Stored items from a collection
▬▬▬
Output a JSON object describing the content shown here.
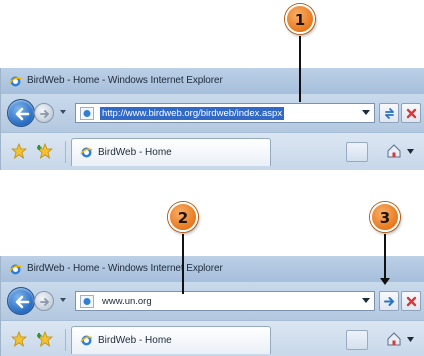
{
  "panels": [
    {
      "window_title": "BirdWeb - Home - Windows Internet Explorer",
      "address": "http://www.birdweb.org/birdweb/index.aspx",
      "address_selected": true,
      "tab_label": "BirdWeb - Home"
    },
    {
      "window_title": "BirdWeb - Home - Windows Internet Explorer",
      "address": "www.un.org",
      "address_selected": false,
      "tab_label": "BirdWeb - Home"
    }
  ],
  "callouts": [
    "1",
    "2",
    "3"
  ],
  "icons": {
    "back": "back-arrow-icon",
    "forward": "forward-arrow-icon",
    "refresh": "refresh-icon",
    "stop": "stop-x-icon",
    "favorites": "favorites-star-icon",
    "add_favorites": "add-favorites-icon",
    "home": "home-icon"
  },
  "colors": {
    "selection": "#3169c6",
    "callout": "#e9781c",
    "stop": "#d9383a",
    "chrome": "#bcd0e6"
  }
}
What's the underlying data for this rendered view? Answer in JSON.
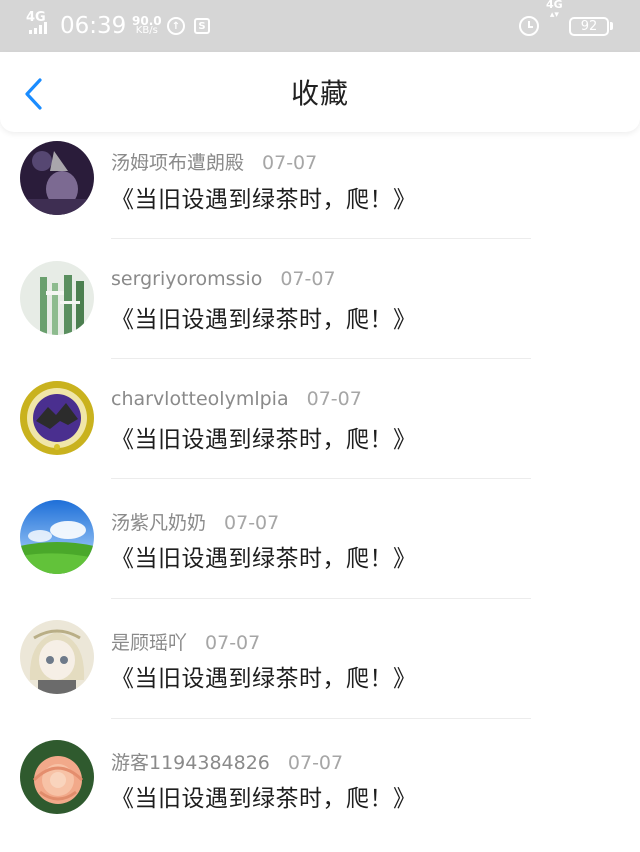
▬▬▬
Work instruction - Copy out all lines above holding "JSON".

Solution to the problem -
Output a JSON object describing the content shown here.
What's the underlying data for this rendered view? Answer in JSON.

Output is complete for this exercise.